Dataset entries Start Marker
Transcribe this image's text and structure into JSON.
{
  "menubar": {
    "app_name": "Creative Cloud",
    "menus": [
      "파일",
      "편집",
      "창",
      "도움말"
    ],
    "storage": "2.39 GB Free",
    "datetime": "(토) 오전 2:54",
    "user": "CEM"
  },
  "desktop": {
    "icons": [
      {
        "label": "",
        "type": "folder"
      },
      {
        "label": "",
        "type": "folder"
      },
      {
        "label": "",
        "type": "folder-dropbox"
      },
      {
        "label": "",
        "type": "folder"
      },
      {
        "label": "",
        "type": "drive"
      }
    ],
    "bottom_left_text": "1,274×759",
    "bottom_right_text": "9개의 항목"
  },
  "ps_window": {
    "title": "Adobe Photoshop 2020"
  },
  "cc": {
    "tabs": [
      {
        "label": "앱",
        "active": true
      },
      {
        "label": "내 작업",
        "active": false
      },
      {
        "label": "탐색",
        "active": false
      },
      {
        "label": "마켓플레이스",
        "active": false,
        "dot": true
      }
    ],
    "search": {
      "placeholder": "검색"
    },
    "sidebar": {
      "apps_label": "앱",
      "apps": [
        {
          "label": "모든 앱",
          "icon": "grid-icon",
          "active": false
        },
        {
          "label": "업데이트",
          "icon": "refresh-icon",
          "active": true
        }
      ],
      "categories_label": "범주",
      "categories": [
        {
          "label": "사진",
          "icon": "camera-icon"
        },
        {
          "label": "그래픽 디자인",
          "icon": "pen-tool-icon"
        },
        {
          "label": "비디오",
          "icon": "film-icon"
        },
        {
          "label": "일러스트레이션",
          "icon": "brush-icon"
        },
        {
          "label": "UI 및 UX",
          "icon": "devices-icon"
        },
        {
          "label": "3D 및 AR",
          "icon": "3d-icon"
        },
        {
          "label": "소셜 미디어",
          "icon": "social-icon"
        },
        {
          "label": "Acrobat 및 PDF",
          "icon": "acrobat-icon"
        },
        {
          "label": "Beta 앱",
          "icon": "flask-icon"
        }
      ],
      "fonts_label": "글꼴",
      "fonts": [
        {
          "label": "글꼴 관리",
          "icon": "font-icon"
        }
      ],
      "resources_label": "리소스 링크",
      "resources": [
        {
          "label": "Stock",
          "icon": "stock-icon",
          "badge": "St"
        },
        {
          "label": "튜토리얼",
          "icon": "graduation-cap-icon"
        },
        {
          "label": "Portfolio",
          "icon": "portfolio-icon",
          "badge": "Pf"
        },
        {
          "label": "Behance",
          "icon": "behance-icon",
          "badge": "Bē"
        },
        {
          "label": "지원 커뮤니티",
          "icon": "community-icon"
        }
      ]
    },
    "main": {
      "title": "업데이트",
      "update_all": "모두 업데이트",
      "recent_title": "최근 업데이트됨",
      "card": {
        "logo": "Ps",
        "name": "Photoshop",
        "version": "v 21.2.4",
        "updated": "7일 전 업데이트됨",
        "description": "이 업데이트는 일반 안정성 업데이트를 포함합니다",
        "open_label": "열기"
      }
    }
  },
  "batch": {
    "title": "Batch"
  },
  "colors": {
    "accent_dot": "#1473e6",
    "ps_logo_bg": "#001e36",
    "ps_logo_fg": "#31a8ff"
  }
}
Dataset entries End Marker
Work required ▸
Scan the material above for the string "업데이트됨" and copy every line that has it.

Result below ▸
      "recent_title": "최근 업데이트됨",
        "updated": "7일 전 업데이트됨",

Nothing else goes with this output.